…The official program omits a topic likely to be a major theme of corridor chatter: the explosive Justice Department prosecution of two former officials of the group, the American Israel Public Affairs Committee, that is ticking toward an April trial date.
The highly unusual indictment of the former officials, Steven J. Rosen and Keith Weissman, accuses them of receiving classified information about terrorism and Middle East strategy from a Defense Department analyst, Lawrence A. Franklin, and passing it on to a journalist and an Israeli diplomat. Mr. Franklin pleaded guilty and was sentenced to 12½ years in prison, though his sentence could be reduced based on his cooperation in the case.
Rosen and Weissman’s lawyers are attempting to mount a First Amendment-based defense:
Some legal experts say the prosecution threatens political and press freedom, making a felony of the commerce in information and ideas that is Washington’s lifeblood. Federal prosecutors are using the Espionage Act for the first time against Americans who are not government officials, do not have a security clearance and, by all indications, are not a part of a foreign spy operation.
Of course, the defense and this entire passage omit one critical and salient aspect to this case. Larry Franklin didn’t just pass on government reports to Aipac’s staff. The staff in turn passed the information on to Naor Gilon, political director of the Israeli embassy (and possibly a Mossad operative?):
Former and current intelligence officials have said the two men may have stumbled into an American intelligence operation involving electronic monitoring of Israeli interests in the United States. The indictment includes what it indicates is a verbatim quotation from an April 1999 conversation Mr. Rosen had with an official of a foreign country, identified as Israel by government officials who have been briefed on the case.
So the Times article is dead-wrong in contending that Rosen and Weissman “are not part of a foreign spy operation.” The only possible comfort the two can take is that the feds allowed Gilon to leave the country without charging him. So they can argue that if the government believed this was an important espionage case, why didn’t it detain one of the key players?

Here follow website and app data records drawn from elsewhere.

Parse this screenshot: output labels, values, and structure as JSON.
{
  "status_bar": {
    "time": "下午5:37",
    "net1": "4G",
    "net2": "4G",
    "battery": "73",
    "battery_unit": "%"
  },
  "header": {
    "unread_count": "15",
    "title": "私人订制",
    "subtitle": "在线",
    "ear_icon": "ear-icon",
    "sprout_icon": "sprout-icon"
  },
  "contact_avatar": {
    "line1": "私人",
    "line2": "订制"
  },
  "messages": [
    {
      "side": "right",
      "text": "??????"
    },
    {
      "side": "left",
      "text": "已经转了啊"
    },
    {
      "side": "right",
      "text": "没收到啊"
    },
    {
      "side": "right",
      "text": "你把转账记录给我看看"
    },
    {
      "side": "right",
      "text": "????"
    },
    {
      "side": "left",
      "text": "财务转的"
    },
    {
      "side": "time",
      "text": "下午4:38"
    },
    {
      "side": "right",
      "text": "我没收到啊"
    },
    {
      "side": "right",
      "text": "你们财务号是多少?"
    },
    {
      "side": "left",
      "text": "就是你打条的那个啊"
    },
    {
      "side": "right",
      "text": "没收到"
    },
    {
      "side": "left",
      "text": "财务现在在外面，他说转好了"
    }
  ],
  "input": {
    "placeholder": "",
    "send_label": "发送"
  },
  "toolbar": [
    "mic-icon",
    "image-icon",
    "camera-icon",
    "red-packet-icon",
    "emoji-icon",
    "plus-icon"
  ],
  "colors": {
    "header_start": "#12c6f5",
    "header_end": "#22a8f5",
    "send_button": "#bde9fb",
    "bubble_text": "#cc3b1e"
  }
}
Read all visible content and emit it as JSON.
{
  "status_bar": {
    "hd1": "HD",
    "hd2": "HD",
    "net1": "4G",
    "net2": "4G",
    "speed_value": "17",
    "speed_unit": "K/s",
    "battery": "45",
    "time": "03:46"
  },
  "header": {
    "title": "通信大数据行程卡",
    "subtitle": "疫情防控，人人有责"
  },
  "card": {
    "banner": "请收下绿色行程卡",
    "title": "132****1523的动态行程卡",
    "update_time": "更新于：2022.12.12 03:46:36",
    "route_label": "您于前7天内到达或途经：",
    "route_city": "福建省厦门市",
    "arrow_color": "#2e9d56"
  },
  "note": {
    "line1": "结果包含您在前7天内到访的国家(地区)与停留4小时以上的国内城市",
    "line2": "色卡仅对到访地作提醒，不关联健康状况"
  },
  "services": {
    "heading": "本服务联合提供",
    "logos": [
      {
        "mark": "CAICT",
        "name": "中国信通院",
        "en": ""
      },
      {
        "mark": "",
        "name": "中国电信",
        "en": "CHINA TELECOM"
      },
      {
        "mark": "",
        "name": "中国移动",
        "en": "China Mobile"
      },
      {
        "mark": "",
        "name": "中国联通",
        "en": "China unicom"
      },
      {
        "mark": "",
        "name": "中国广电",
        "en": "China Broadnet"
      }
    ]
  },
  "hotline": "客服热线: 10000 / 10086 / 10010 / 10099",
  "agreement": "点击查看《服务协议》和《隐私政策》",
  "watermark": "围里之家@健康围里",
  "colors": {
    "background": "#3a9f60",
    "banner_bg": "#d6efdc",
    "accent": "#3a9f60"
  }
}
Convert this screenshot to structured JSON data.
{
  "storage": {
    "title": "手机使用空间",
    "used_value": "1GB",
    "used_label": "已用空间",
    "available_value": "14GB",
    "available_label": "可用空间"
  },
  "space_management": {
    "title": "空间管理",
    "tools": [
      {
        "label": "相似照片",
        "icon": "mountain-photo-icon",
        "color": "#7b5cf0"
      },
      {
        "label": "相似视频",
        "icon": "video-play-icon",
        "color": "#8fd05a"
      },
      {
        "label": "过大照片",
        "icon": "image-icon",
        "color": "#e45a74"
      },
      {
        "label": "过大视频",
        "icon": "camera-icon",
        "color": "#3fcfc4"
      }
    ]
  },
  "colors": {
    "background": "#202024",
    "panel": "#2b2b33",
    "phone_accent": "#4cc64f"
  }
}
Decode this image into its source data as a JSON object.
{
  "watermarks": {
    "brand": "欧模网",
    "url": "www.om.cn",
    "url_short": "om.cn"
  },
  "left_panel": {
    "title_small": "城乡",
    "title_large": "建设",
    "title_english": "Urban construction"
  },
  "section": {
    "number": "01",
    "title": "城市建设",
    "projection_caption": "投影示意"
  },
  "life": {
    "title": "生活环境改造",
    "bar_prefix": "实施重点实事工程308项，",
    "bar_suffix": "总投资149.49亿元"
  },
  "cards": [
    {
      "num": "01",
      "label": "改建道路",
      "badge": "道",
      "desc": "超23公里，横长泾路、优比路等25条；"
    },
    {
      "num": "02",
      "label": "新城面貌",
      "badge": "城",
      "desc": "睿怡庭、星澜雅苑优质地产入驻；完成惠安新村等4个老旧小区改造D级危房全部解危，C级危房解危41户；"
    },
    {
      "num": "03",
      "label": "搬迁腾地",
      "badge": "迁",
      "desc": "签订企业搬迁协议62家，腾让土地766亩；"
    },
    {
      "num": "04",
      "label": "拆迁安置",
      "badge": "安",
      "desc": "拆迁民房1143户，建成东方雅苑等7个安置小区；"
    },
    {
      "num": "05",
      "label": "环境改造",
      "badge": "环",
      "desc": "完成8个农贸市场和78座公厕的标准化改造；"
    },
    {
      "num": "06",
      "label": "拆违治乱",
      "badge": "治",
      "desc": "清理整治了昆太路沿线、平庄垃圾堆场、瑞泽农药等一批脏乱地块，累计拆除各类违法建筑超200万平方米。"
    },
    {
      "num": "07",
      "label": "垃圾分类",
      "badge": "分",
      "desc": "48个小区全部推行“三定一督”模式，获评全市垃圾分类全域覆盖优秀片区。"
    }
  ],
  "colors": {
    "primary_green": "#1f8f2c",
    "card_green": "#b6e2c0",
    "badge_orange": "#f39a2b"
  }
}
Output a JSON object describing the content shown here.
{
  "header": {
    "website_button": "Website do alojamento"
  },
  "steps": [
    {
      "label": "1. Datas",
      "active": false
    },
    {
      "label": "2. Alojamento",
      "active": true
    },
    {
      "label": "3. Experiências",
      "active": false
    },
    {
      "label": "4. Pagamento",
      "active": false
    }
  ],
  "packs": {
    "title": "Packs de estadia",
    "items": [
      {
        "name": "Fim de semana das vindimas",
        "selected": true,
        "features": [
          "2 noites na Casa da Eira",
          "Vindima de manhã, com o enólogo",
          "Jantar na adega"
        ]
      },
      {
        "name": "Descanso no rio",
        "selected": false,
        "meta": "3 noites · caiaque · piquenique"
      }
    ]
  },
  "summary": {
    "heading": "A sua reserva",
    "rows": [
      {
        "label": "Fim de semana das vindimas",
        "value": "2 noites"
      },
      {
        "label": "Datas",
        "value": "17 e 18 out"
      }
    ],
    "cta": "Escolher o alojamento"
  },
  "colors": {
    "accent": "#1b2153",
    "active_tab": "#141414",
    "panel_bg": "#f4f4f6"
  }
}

Of course, the answer is that if the feds HAD detained an Israeli embassy employee there would have been hell to pay. Aipac would have had a conniption fit. American Jews would be in a tizzy and Israel would be as well. It would have roiled relations for months if not years. One assumes that our government believes it gains as much in national security matters from its relations with Israel as it lost in this spy scandal. Therefore, it didn’t want to go as far as it might have for fear of losing those benefits.
The article quotes Steve Aftergood, an anti-nuclear activist I’ve admired since we both worked for small non-profits in Los Angeles in the 1980s, as questioning the prosecution:
“If receiving and passing on national defense information is a crime, we’re going to have to build a lot more jails,” said Steven Aftergood, who runs the Project on Government Secrecy at the liberal Federation of American Scientists. “To make a crime of the kind of conversations Rosen and Weissman had with Franklin over lunch would not be surprising in the People’s Republic of China. But it’s utterly foreign to the American political system.”
I understand that for Steve, in his line of work, contact with government officials that involves dissemination of information is vital. And I can also understand why he sees this case as a potential threat to the exchange of ideas between government and the public interest sector. But I’d implore Steve and others who question this case to remember that we’re talking about more than this. We’re talking about Aipac staff who are charged with passing this information on to a foreign nation. That should make all the difference. Do you want to allow Aipac to collude with Israel in order to secure U.S. government documents?